To help them hone skills and acquire holistic knowledge to pursue successful careers, the numerous students of textiles are being offered enriching training courses by several education institutes across the country.

Tuesday, 22 January 2013

Career Opportunities in Fashion Retail Management

The aftermath of the global economic crisis had a tremendous impact on the global outlook of world economy. Amidst the dark clouds of an impending crisis looming in all industries and sectors, many countries went for a revival plan. Fortunately, one of the industries that sailed safely through the shock waves of a tough global economy was the retail sector.

The story of India’s retail sector, especially the fashion industry has been particularly impressive in the recent past years. The growth in this industry has been phenomenal to the extent that the retail industry has contributed for 22% of all the GDP of this country.

Thanks to the establishment of several national and international brands, upcoming hyper/super markets, luxurious shopping malls and departmental stores, the growth in the retail sector has been amazing. According to a 2011, BMI India Retail Report, the retail sale in India will grow from US$ 411.28 billion in 2011 to US$ 804.06 billion by 2015. Moreover, out of the unorganized and organized segments, the organized retail segment is growing at 25% annually and is projected to have a share of US$ 200 billion by 2020.

These statistics are very encouraging and reflect the rise of opportunities in the retail sector. As national and international brands continue to invest heavily in the Indian market, there has been an increased demand for trained professionals in the industry to handle the growing retail market. The need for well-qualified experts in fashion retail management is been seen as a top priority by domestic and international brands like Pantaloons, Shoppers Stop, Madura, Wills Lifestyle and the likes, global retail giants like ZARA, GAP, Gucci, Levi’s, UCB, Marks & Spencer.

Keeping in mind the unprecedented opportunities in this industry, The Post Graduate Diploma (PGDM) in Fashion Retail Management, a 4 semester program has been designed to fulfill the burgeoning human resource needs of the modern fashion retail industry. At NITRA, the program imparts quality training and exposure to students in course related to fashion retail management.
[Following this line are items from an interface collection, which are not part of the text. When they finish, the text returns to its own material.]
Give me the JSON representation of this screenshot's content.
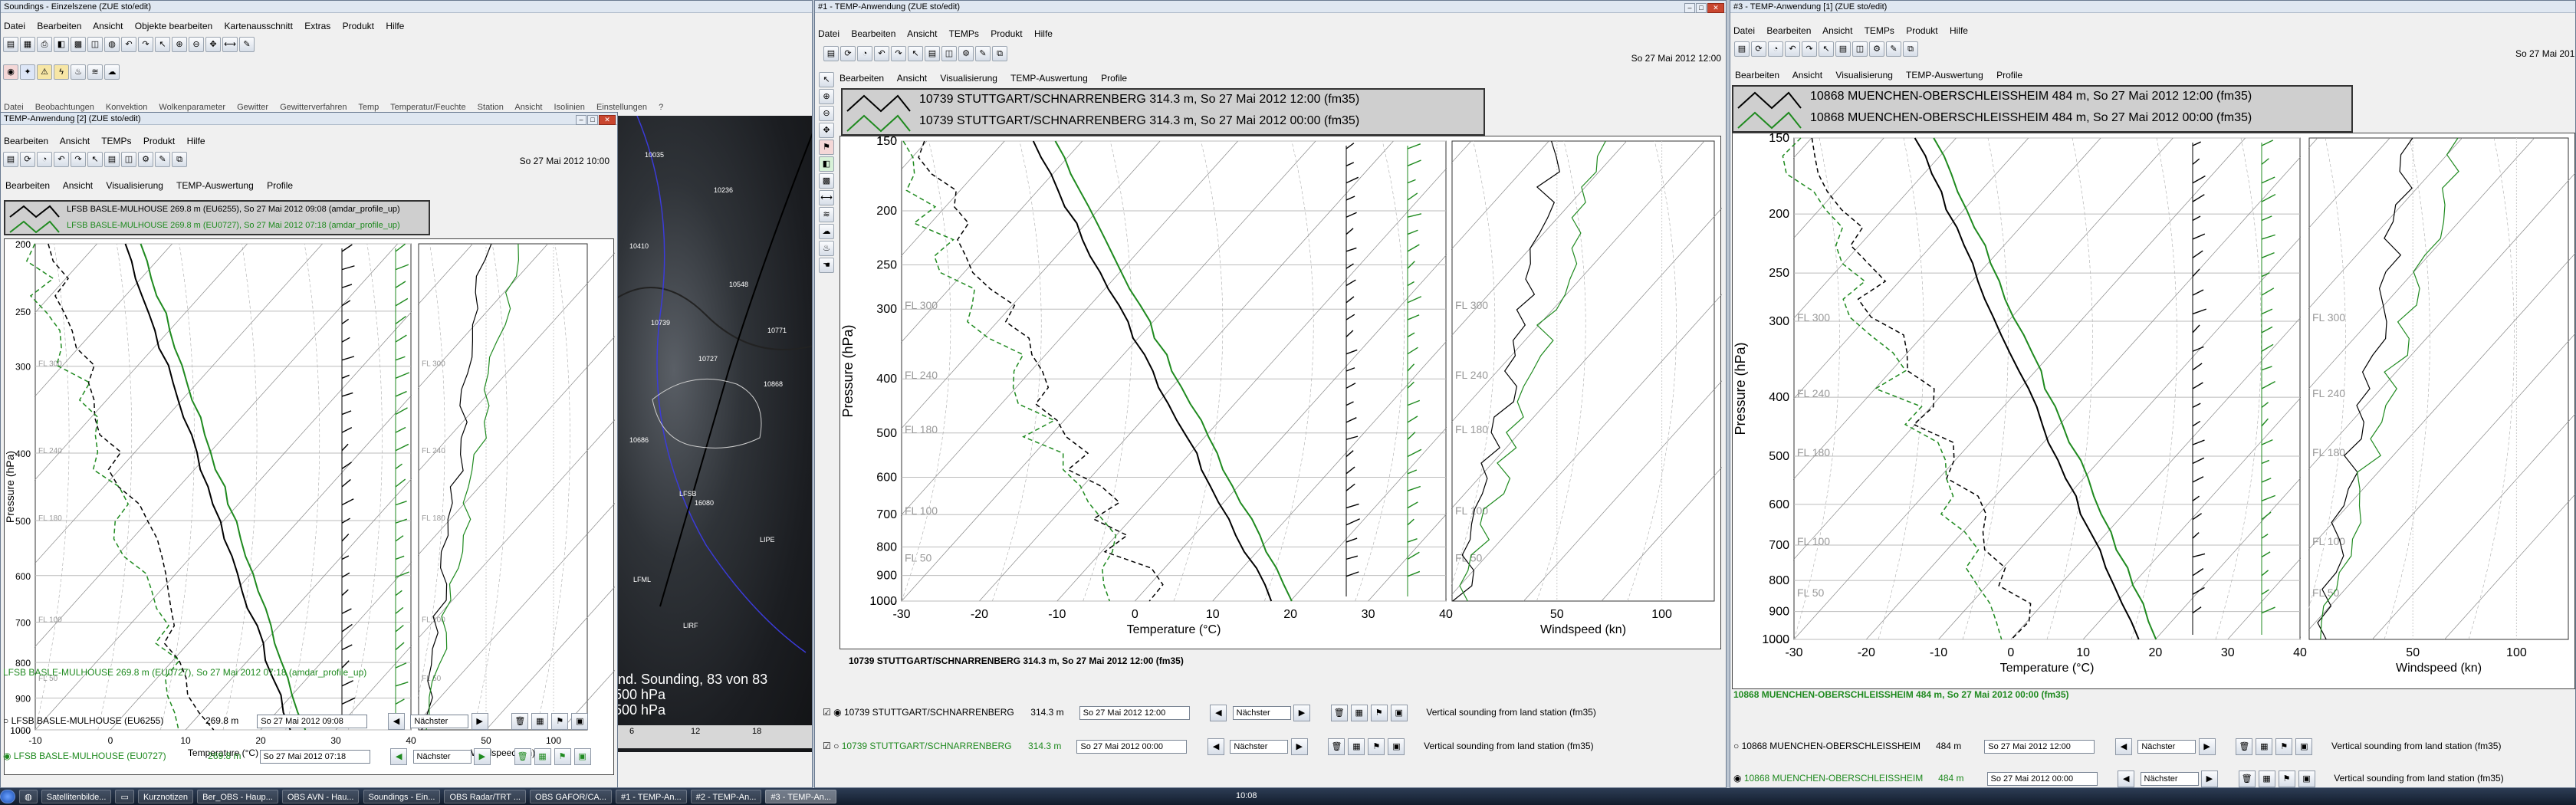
{
  "main": {
    "title": "Soundings - Einzelszene (ZUE sto/edit)",
    "menu": [
      "Datei",
      "Bearbeiten",
      "Ansicht",
      "Objekte bearbeiten",
      "Kartenausschnitt",
      "Extras",
      "Produkt",
      "Hilfe"
    ],
    "menu2": [
      "Datei",
      "Beobachtungen",
      "Konvektion",
      "Wolkenparameter",
      "Gewitter",
      "Gewitterverfahren",
      "Temp",
      "Temperatur/Feuchte",
      "Station",
      "Ansicht",
      "Isolinien",
      "Einstellungen",
      "?"
    ],
    "map_text": {
      "stations": [
        "10035",
        "10236",
        "10410",
        "10548",
        "10771",
        "10868",
        "10739",
        "10727",
        "10686",
        "LFSB",
        "16080",
        "LIPE",
        "LFML",
        "LIRF"
      ],
      "overlay_line1": "Ind. Sounding, 83 von 83",
      "overlay_line2": "500 hPa",
      "overlay_line3": "500 hPa",
      "timeline": [
        "6",
        "12",
        "18"
      ]
    }
  },
  "w1": {
    "title": "TEMP-Anwendung [2] (ZUE sto/edit)",
    "menu": [
      "Bearbeiten",
      "Ansicht",
      "TEMPs",
      "Produkt",
      "Hilfe"
    ],
    "datetime": "So 27 Mai 2012 10:00",
    "tabs": [
      "Bearbeiten",
      "Ansicht",
      "Visualisierung",
      "TEMP-Auswertung",
      "Profile"
    ],
    "legend": [
      "LFSB BASLE-MULHOUSE 269.8 m (EU6255), So 27 Mai 2012 09:08 (amdar_profile_up)",
      "LFSB BASLE-MULHOUSE 269.8 m (EU0727), So 27 Mai 2012 07:18 (amdar_profile_up)"
    ],
    "ylabel": "Pressure (hPa)",
    "xlabel": "Temperature (°C)",
    "xlabel2": "Windspeed (kn)",
    "pticks": [
      "200",
      "250",
      "300",
      "400",
      "500",
      "600",
      "700",
      "800",
      "900",
      "1000"
    ],
    "tticks": [
      "-10",
      "0",
      "10",
      "20",
      "30",
      "40"
    ],
    "wticks": [
      "50",
      "100"
    ],
    "fl": [
      "FL 300",
      "FL 240",
      "FL 180",
      "FL 100",
      "FL 50"
    ],
    "status": "LFSB BASLE-MULHOUSE 269.8 m (EU0727), So 27 Mai 2012 07:18 (amdar_profile_up)",
    "rows": [
      {
        "name": "LFSB BASLE-MULHOUSE (EU6255)",
        "alt": "269.8 m",
        "date": "So 27 Mai 2012 09:08",
        "next": "Nächster"
      },
      {
        "name": "LFSB BASLE-MULHOUSE (EU0727)",
        "alt": "269.8 m",
        "date": "So 27 Mai 2012 07:18",
        "next": "Nächster"
      }
    ]
  },
  "w2": {
    "title": "#1 - TEMP-Anwendung (ZUE sto/edit)",
    "menu": [
      "Datei",
      "Bearbeiten",
      "Ansicht",
      "TEMPs",
      "Produkt",
      "Hilfe"
    ],
    "datetime": "So 27 Mai 2012 12:00",
    "tabs": [
      "Bearbeiten",
      "Ansicht",
      "Visualisierung",
      "TEMP-Auswertung",
      "Profile"
    ],
    "legend": [
      "10739 STUTTGART/SCHNARRENBERG 314.3 m, So 27 Mai 2012 12:00 (fm35)",
      "10739 STUTTGART/SCHNARRENBERG 314.3 m, So 27 Mai 2012 00:00 (fm35)"
    ],
    "ylabel": "Pressure (hPa)",
    "xlabel": "Temperature (°C)",
    "xlabel2": "Windspeed (kn)",
    "pticks": [
      "150",
      "200",
      "250",
      "300",
      "400",
      "500",
      "600",
      "700",
      "800",
      "900",
      "1000"
    ],
    "tticks": [
      "-30",
      "-20",
      "-10",
      "0",
      "10",
      "20",
      "30",
      "40"
    ],
    "wticks": [
      "50",
      "100"
    ],
    "fl": [
      "FL 300",
      "FL 240",
      "FL 180",
      "FL 100",
      "FL 50"
    ],
    "status": "10739 STUTTGART/SCHNARRENBERG 314.3 m, So 27 Mai 2012 12:00 (fm35)",
    "rows": [
      {
        "name": "10739 STUTTGART/SCHNARRENBERG",
        "alt": "314.3 m",
        "date": "So 27 Mai 2012 12:00",
        "next": "Nächster",
        "desc": "Vertical sounding from land station (fm35)"
      },
      {
        "name": "10739 STUTTGART/SCHNARRENBERG",
        "alt": "314.3 m",
        "date": "So 27 Mai 2012 00:00",
        "next": "Nächster",
        "desc": "Vertical sounding from land station (fm35)"
      }
    ]
  },
  "w3": {
    "title": "#3 - TEMP-Anwendung [1] (ZUE sto/edit)",
    "menu": [
      "Datei",
      "Bearbeiten",
      "Ansicht",
      "TEMPs",
      "Produkt",
      "Hilfe"
    ],
    "datetime": "So 27 Mai 2012 12:00",
    "tabs": [
      "Bearbeiten",
      "Ansicht",
      "Visualisierung",
      "TEMP-Auswertung",
      "Profile"
    ],
    "legend": [
      "10868 MUENCHEN-OBERSCHLEISSHEIM 484 m, So 27 Mai 2012 12:00 (fm35)",
      "10868 MUENCHEN-OBERSCHLEISSHEIM 484 m, So 27 Mai 2012 00:00 (fm35)"
    ],
    "ylabel": "Pressure (hPa)",
    "xlabel": "Temperature (°C)",
    "xlabel2": "Windspeed (kn)",
    "pticks": [
      "150",
      "200",
      "250",
      "300",
      "400",
      "500",
      "600",
      "700",
      "800",
      "900",
      "1000"
    ],
    "tticks": [
      "-30",
      "-20",
      "-10",
      "0",
      "10",
      "20",
      "30",
      "40"
    ],
    "wticks": [
      "50",
      "100"
    ],
    "fl": [
      "FL 300",
      "FL 240",
      "FL 180",
      "FL 100",
      "FL 50"
    ],
    "status": "10868 MUENCHEN-OBERSCHLEISSHEIM 484 m, So 27 Mai 2012 00:00 (fm35)",
    "rows": [
      {
        "name": "10868 MUENCHEN-OBERSCHLEISSHEIM",
        "alt": "484 m",
        "date": "So 27 Mai 2012 12:00",
        "next": "Nächster",
        "desc": "Vertical sounding from land station (fm35)"
      },
      {
        "name": "10868 MUENCHEN-OBERSCHLEISSHEIM",
        "alt": "484 m",
        "date": "So 27 Mai 2012 00:00",
        "next": "Nächster",
        "desc": "Vertical sounding from land station (fm35)"
      }
    ]
  },
  "taskbar": {
    "items": [
      "Satellitenbilde...",
      "Kurznotizen",
      "Ber_OBS - Haup...",
      "OBS AVN - Hau...",
      "Soundings - Ein...",
      "OBS Radar/TRT ...",
      "OBS GAFOR/CA...",
      "#1 - TEMP-An...",
      "#2 - TEMP-An...",
      "#3 - TEMP-An..."
    ],
    "clock": "10:08"
  }
}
Students interested in this emerging career choice can visit this link to know more about NITRA’s PGDM course in fashion and retail industry.